Took my neighbors out for a early morning paddle to check out our local sea otters when we encountered 2 mama gray whales and their babies resting in the kelp beds off of West Cliff Drive, Santa Cruz.
Our first encounter really caught us off guard as a baby whale surface 25 feet from our boat. We had just been enjoying activity off of seal rock when a baby whale popped up without any warning. Very incredible!
We quickly backed up, tapping our boat letting the youngster know our location.
As we were heading back towards Cowels Cove, two more gray whales suddenly appeared without any warning as seen in this video. They seemed to be resting in the kelp beds and clearly spyhopped to check us out.
Whales are known to raise their heads out of the water to take a look around, a behavior referred to as spyhopping. They may have been intrigued by not only us, but the surfers who were just beyond the whales.
What an amazing day and its not even noon!
In 1988, I was traveling through southern Belize and visited the remote Mopan Mayan village of San Antonio. It was there that I was mistaken for a Duende, a forest dweller, trickster and dwarf. Duende lives deep in the jungle. He is thought to slumber in a forest cave and emerge during daylight hours to sheepishly observe humans. Two legged kinds be weary if the trickster appears near the sacred Ceiba tree. Perched among the buttressing roots, Duende may strum his guitar for you, an intoxicating ploy. It is highly recommended to respectively wave your four fingers but hide your thumb. Duende may wish to acquire your opposing appendages as he is missing his own. The forest dweller often wears a wide brimmed hat and stands a mere three feet tall which accounts for my mistaken identity.
Encouraged by the peace corp volunteer, my traveling companions Korinn Saker, Patty Smith and I threw together a skit for the Mayan Community. We chose a childhood favorite of mine that I fondly remember as “Little Nemo”. Concealed by a sheet, Korinn wrapped her arms around my waist becoming my arms, my arms were my legs and my head sported a wide brimmed hat. Voila, a tiny little creature had emerged on stage and sloppily performed such antics as brushing one’s teeth.
Korinn, unable to see my face kept missing the teeth and polishing the brow, an act which I alone found hilarious. After having my brows polished and my composure retrieved, I glanced out at the audience expecting cries for an encore. Instead, I was met by a solemn crowd. There was not a smile, snicker or unpolished eyebrow raised in an exclamation point among the 100 or so brows in the audience. I felt like shrinking, but that was part of the problem so I quickly took a bow and retreated behind the makeshift curtain. Tucked away in our hammocks that night, we were told by our host family that Little Nemo was thought to be a Duende. Ah…..it all made sense now as I instinctively checked in with my thumbs!
Kim Powell is owner, operator and head naturalist at Blue Water Ventures in Santa Cruz, CA. Offering naturalist-led field trips for students and adventurous vacations designed to be relaxing with an educational component for women.

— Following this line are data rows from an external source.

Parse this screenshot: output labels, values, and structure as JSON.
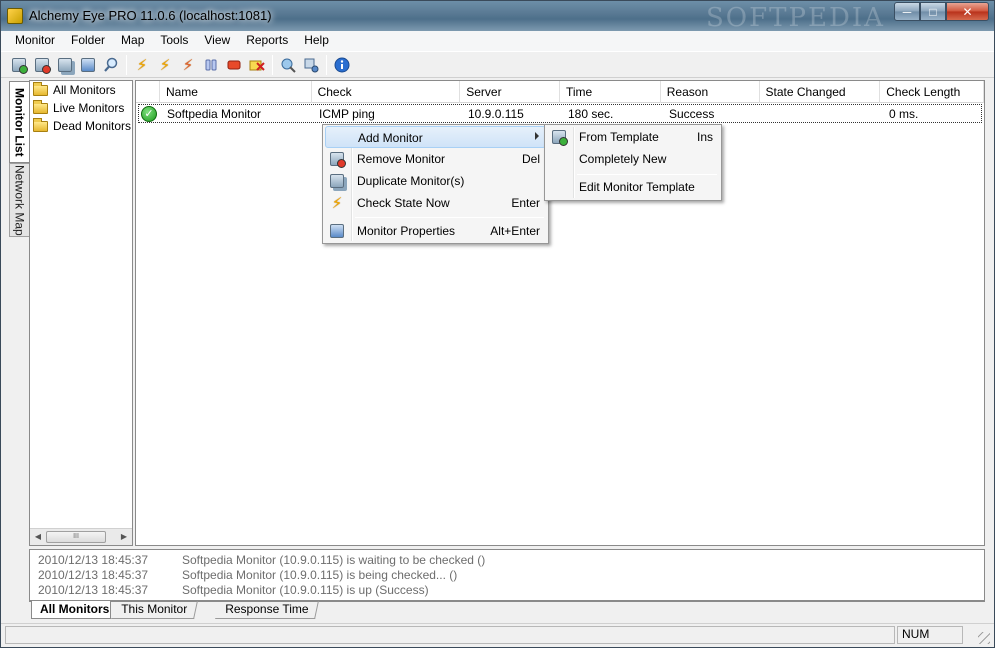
{
  "window": {
    "title": "Alchemy Eye PRO 11.0.6 (localhost:1081)",
    "watermark": "SOFTPEDIA",
    "buttons": {
      "minimize": "─",
      "maximize": "□",
      "close": "✕"
    }
  },
  "menubar": [
    "Monitor",
    "Folder",
    "Map",
    "Tools",
    "View",
    "Reports",
    "Help"
  ],
  "vertical_tabs": {
    "active": "Monitor List",
    "inactive": "Network Map"
  },
  "tree": {
    "items": [
      "All Monitors",
      "Live Monitors",
      "Dead Monitors"
    ],
    "scroll_thumb": "III"
  },
  "list": {
    "columns": [
      "Name",
      "Check",
      "Server",
      "Time",
      "Reason",
      "State Changed",
      "Check Length"
    ],
    "rows": [
      {
        "name": "Softpedia Monitor",
        "check": "ICMP ping",
        "server": "10.9.0.115",
        "time": "180 sec.",
        "reason": "Success",
        "state_changed": "",
        "check_length": "0 ms."
      }
    ]
  },
  "context_menu": {
    "items": [
      {
        "label": "Add Monitor",
        "shortcut": "",
        "icon": "add-monitor-icon",
        "submenu": true
      },
      {
        "label": "Remove Monitor",
        "shortcut": "Del",
        "icon": "remove-monitor-icon"
      },
      {
        "label": "Duplicate Monitor(s)",
        "shortcut": "",
        "icon": "duplicate-monitor-icon"
      },
      {
        "label": "Check State Now",
        "shortcut": "Enter",
        "icon": "lightning-icon"
      },
      {
        "label": "Monitor Properties",
        "shortcut": "Alt+Enter",
        "icon": "properties-icon"
      }
    ]
  },
  "submenu": {
    "items": [
      {
        "label": "From Template",
        "shortcut": "Ins"
      },
      {
        "label": "Completely New",
        "shortcut": ""
      },
      {
        "label": "Edit Monitor Template",
        "shortcut": ""
      }
    ]
  },
  "log": [
    {
      "time": "2010/12/13 18:45:37",
      "message": "Softpedia Monitor (10.9.0.115) is waiting to be checked ()"
    },
    {
      "time": "2010/12/13 18:45:37",
      "message": "Softpedia Monitor (10.9.0.115) is being checked... ()"
    },
    {
      "time": "2010/12/13 18:45:37",
      "message": "Softpedia Monitor (10.9.0.115) is up (Success)"
    }
  ],
  "bottom_tabs": [
    "All Monitors",
    "This Monitor",
    "Response Time"
  ],
  "statusbar": {
    "num": "NUM"
  },
  "colors": {
    "accent": "#cfe3f8",
    "status_ok": "#1c9a1c",
    "bolt": "#f0a800"
  }
}
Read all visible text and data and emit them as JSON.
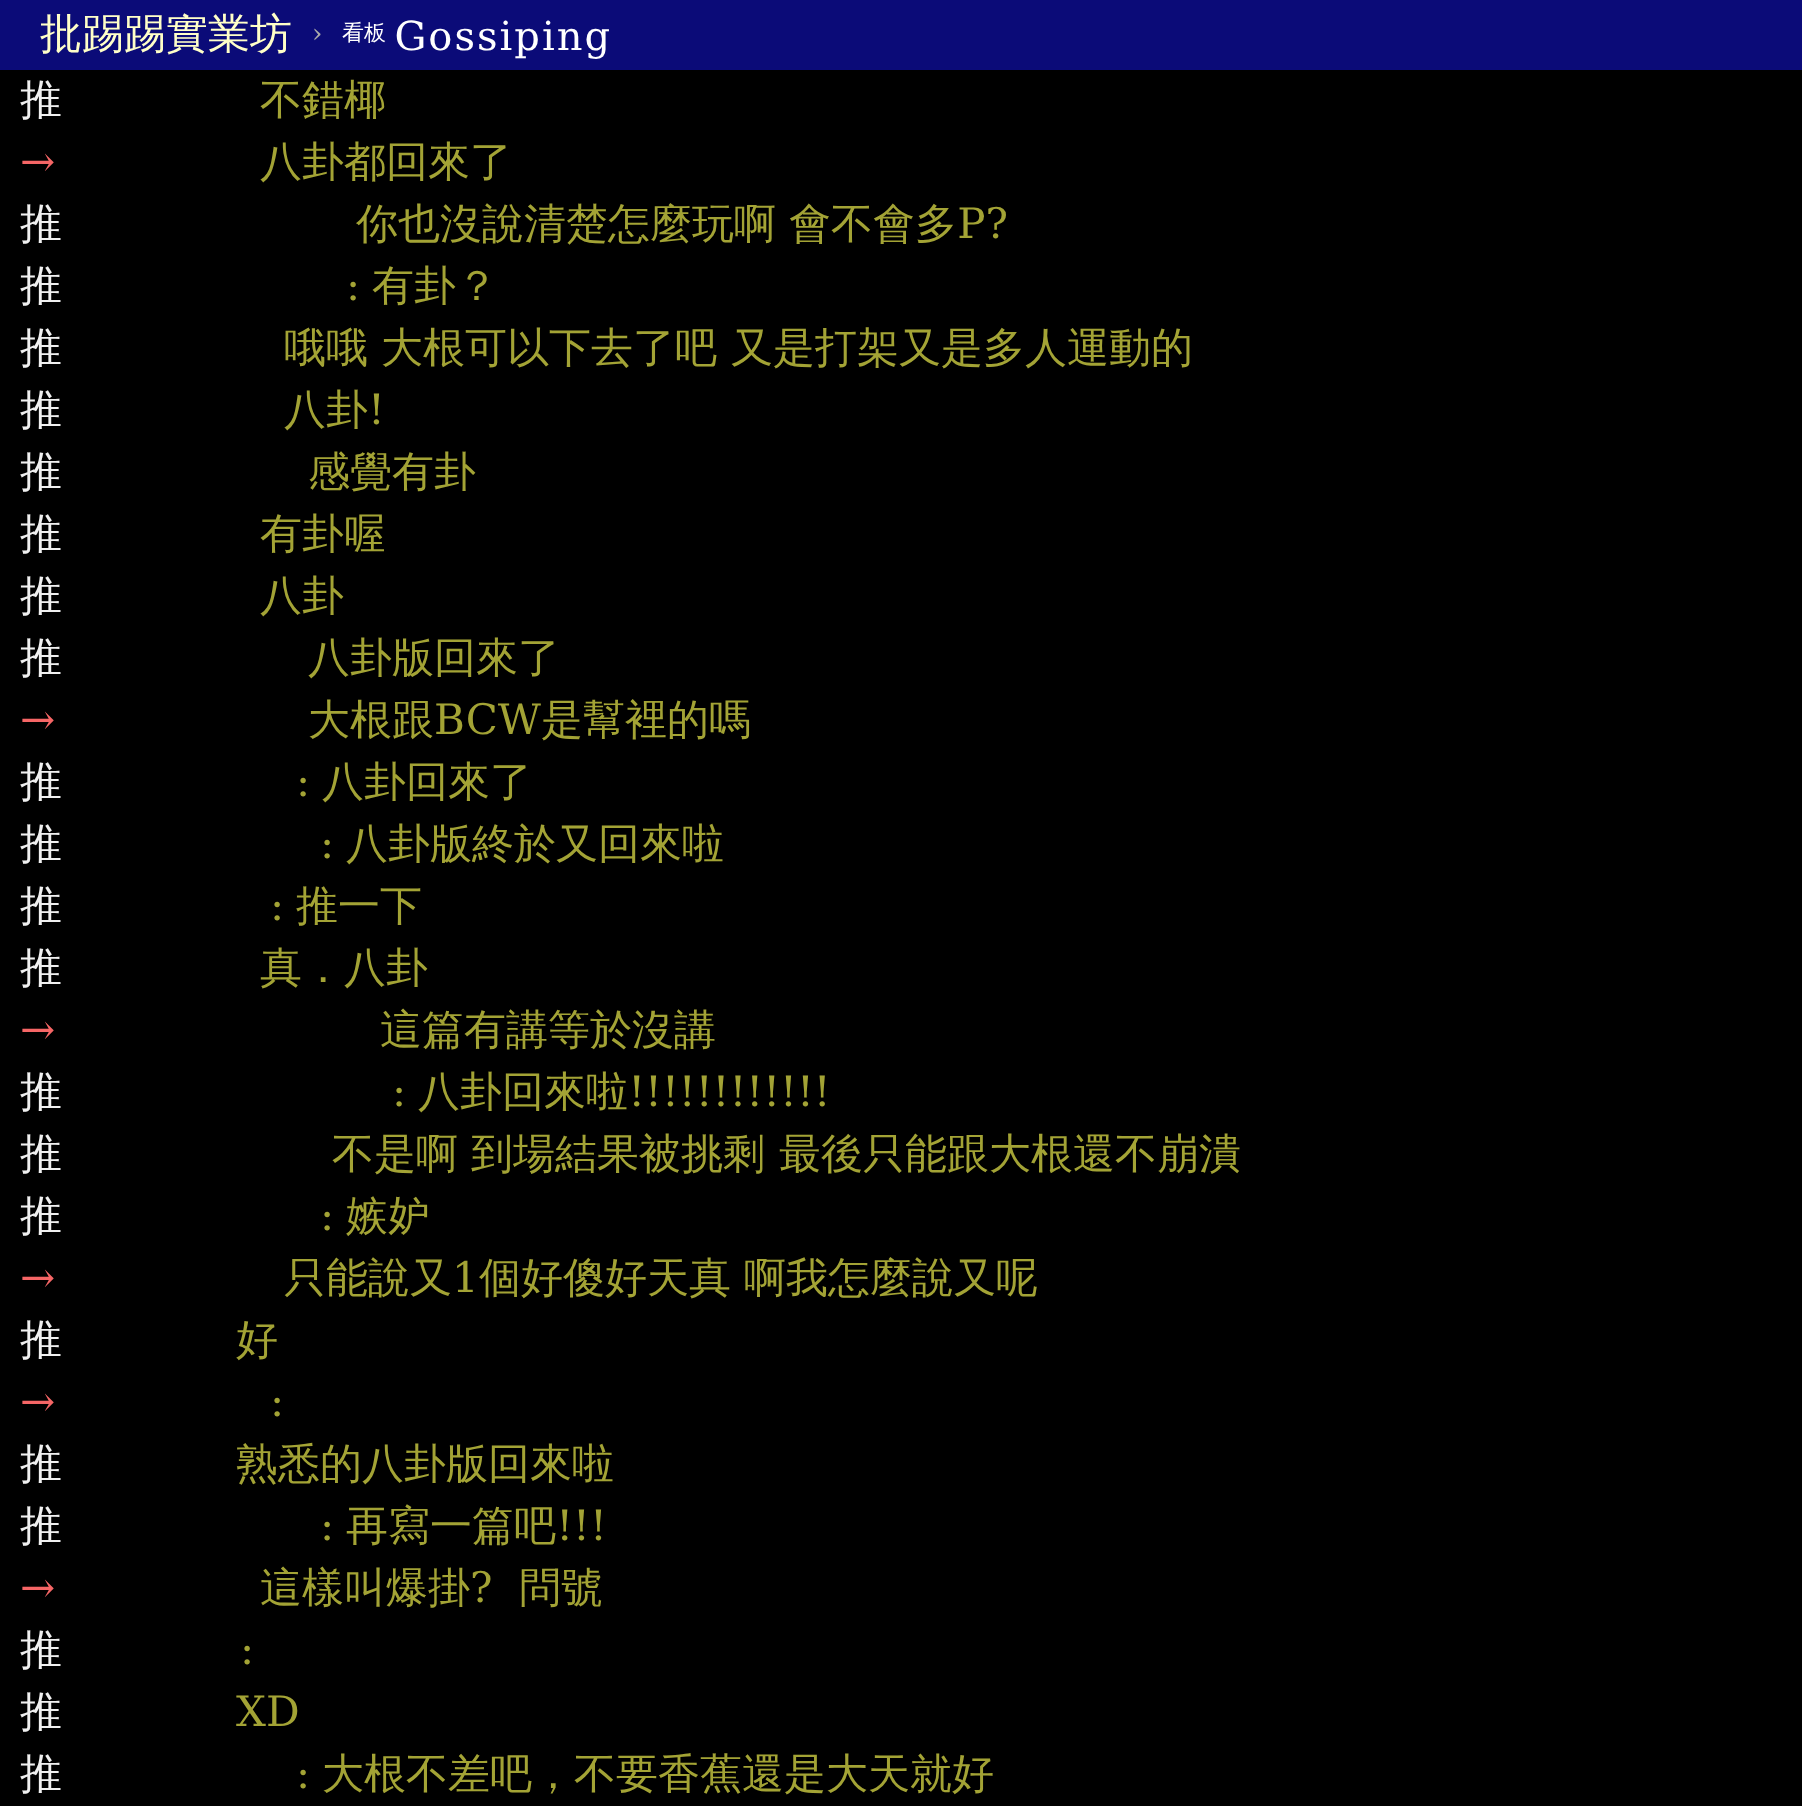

Kim has been organizing single and multiple day excursions to extraordinarily beautiful places since 1985
Sincerely, Kim of Blue Water Ventures